■ Description of the task ■
Reproduce each entry exactly as written.

[Entries from a dataset of interfaces]
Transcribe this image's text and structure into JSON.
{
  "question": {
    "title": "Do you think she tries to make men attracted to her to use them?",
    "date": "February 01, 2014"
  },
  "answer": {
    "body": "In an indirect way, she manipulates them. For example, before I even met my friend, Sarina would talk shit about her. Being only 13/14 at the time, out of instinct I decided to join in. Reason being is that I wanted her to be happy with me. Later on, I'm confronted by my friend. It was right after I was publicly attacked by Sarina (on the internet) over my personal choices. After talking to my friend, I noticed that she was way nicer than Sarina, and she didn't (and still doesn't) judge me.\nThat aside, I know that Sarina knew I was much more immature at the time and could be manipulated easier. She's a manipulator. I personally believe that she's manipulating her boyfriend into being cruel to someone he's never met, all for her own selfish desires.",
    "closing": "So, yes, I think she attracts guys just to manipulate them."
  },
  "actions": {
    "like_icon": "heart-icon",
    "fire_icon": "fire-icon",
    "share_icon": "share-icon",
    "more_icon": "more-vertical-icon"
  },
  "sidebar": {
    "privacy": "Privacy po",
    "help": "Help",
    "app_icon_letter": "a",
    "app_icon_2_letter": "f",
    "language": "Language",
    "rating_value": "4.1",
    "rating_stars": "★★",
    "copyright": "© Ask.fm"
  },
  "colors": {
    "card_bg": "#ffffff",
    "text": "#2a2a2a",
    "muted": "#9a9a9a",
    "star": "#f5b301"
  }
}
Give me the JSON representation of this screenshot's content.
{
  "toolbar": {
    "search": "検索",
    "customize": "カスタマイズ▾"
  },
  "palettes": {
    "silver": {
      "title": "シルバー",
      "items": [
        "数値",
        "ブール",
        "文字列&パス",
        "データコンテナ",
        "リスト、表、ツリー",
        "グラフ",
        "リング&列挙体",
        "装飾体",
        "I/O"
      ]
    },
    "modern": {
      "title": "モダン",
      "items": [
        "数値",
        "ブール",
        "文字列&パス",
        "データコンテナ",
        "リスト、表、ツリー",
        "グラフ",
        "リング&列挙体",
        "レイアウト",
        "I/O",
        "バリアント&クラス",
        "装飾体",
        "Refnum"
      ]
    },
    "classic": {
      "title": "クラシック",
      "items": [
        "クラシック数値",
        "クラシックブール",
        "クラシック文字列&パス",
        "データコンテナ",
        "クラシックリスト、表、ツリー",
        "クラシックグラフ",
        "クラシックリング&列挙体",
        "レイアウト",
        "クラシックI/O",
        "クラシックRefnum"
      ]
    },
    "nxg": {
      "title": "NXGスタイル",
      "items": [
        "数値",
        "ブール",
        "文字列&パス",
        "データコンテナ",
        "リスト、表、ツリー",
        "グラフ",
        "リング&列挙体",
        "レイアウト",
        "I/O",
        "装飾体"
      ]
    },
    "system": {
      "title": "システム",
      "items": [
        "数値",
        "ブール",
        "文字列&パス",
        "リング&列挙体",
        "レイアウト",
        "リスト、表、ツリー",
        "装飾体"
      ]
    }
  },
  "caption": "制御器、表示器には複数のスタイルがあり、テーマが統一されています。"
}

■ Written response ■
Transcribe this image's text and structure into JSON.
{
  "question": {
    "title": "Do you think she tries to make men attracted to her to use them?",
    "date": "February 01, 2014"
  },
  "answer": {
    "body": "In an indirect way, she manipulates them. For example, before I even met my friend, Sarina would talk shit about her. Being only 13/14 at the time, out of instinct I decided to join in. Reason being is that I wanted her to be happy with me. Later on, I'm confronted by my friend. It was right after I was publicly attacked by Sarina (on the internet) over my personal choices. After talking to my friend, I noticed that she was way nicer than Sarina, and she didn't (and still doesn't) judge me.\nThat aside, I know that Sarina knew I was much more immature at the time and could be manipulated easier. She's a manipulator. I personally believe that she's manipulating her boyfriend into being cruel to someone he's never met, all for her own selfish desires.",
    "closing": "So, yes, I think she attracts guys just to manipulate them."
  },
  "actions": {
    "like_icon": "heart-icon",
    "fire_icon": "fire-icon",
    "share_icon": "share-icon",
    "more_icon": "more-vertical-icon"
  },
  "sidebar": {
    "privacy": "Privacy po",
    "help": "Help",
    "app_icon_letter": "a",
    "app_icon_2_letter": "f",
    "language": "Language",
    "rating_value": "4.1",
    "rating_stars": "★★",
    "copyright": "© Ask.fm"
  },
  "colors": {
    "card_bg": "#ffffff",
    "text": "#2a2a2a",
    "muted": "#9a9a9a",
    "star": "#f5b301"
  }
}
Give me the JSON representation of this screenshot's content.
{
  "toolbar": {
    "search": "検索",
    "customize": "カスタマイズ▾"
  },
  "palettes": {
    "silver": {
      "title": "シルバー",
      "items": [
        "数値",
        "ブール",
        "文字列&パス",
        "データコンテナ",
        "リスト、表、ツリー",
        "グラフ",
        "リング&列挙体",
        "装飾体",
        "I/O"
      ]
    },
    "modern": {
      "title": "モダン",
      "items": [
        "数値",
        "ブール",
        "文字列&パス",
        "データコンテナ",
        "リスト、表、ツリー",
        "グラフ",
        "リング&列挙体",
        "レイアウト",
        "I/O",
        "バリアント&クラス",
        "装飾体",
        "Refnum"
      ]
    },
    "classic": {
      "title": "クラシック",
      "items": [
        "クラシック数値",
        "クラシックブール",
        "クラシック文字列&パス",
        "データコンテナ",
        "クラシックリスト、表、ツリー",
        "クラシックグラフ",
        "クラシックリング&列挙体",
        "レイアウト",
        "クラシックI/O",
        "クラシックRefnum"
      ]
    },
    "nxg": {
      "title": "NXGスタイル",
      "items": [
        "数値",
        "ブール",
        "文字列&パス",
        "データコンテナ",
        "リスト、表、ツリー",
        "グラフ",
        "リング&列挙体",
        "レイアウト",
        "I/O",
        "装飾体"
      ]
    },
    "system": {
      "title": "システム",
      "items": [
        "数値",
        "ブール",
        "文字列&パス",
        "リング&列挙体",
        "レイアウト",
        "リスト、表、ツリー",
        "装飾体"
      ]
    }
  },
  "caption": "制御器、表示器には複数のスタイルがあり、テーマが統一されています。"
}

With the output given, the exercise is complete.